> _Dataset rows for apps and sites_:

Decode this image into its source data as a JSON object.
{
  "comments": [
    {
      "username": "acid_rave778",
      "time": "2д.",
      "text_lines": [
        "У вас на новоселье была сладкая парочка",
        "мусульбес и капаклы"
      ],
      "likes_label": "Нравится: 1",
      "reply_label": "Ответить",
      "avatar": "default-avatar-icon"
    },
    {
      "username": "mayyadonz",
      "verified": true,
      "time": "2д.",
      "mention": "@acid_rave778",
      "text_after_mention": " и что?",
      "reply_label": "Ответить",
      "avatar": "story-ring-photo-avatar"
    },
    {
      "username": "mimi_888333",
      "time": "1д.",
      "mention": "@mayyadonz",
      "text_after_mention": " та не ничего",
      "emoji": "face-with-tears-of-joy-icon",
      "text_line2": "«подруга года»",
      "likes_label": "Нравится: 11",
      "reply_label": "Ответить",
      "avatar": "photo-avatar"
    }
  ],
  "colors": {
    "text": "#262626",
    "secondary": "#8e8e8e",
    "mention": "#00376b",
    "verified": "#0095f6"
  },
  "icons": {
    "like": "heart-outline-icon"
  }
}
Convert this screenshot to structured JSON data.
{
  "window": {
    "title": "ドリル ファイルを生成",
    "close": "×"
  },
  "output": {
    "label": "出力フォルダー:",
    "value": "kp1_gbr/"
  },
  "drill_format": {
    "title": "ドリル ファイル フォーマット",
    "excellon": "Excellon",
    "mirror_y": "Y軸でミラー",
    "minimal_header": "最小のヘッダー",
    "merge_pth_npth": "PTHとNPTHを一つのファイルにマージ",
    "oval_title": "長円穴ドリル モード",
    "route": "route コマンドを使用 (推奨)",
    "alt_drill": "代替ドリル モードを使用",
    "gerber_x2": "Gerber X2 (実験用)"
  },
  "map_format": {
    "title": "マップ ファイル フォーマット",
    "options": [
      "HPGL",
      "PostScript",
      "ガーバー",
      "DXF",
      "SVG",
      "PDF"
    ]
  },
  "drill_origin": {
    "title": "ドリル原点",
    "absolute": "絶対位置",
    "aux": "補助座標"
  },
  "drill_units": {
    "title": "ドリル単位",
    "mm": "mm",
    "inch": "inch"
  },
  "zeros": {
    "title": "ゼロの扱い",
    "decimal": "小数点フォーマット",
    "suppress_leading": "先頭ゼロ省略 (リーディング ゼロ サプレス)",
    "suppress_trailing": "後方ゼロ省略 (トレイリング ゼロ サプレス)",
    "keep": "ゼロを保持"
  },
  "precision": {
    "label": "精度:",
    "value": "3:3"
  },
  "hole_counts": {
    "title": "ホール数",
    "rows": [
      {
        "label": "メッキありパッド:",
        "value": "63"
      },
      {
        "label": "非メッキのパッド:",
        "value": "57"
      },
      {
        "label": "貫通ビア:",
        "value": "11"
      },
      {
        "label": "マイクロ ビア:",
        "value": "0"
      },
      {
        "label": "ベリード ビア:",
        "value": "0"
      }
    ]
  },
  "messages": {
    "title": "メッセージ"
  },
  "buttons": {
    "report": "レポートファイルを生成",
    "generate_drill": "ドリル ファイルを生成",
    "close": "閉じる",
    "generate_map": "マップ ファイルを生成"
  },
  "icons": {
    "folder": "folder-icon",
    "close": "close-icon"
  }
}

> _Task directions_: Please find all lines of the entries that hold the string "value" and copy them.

> _The answer_:
    "value": "kp1_gbr/"
    "value": "3:3"
        "value": "63"
        "value": "57"
        "value": "11"
        "value": "0"
        "value": "0"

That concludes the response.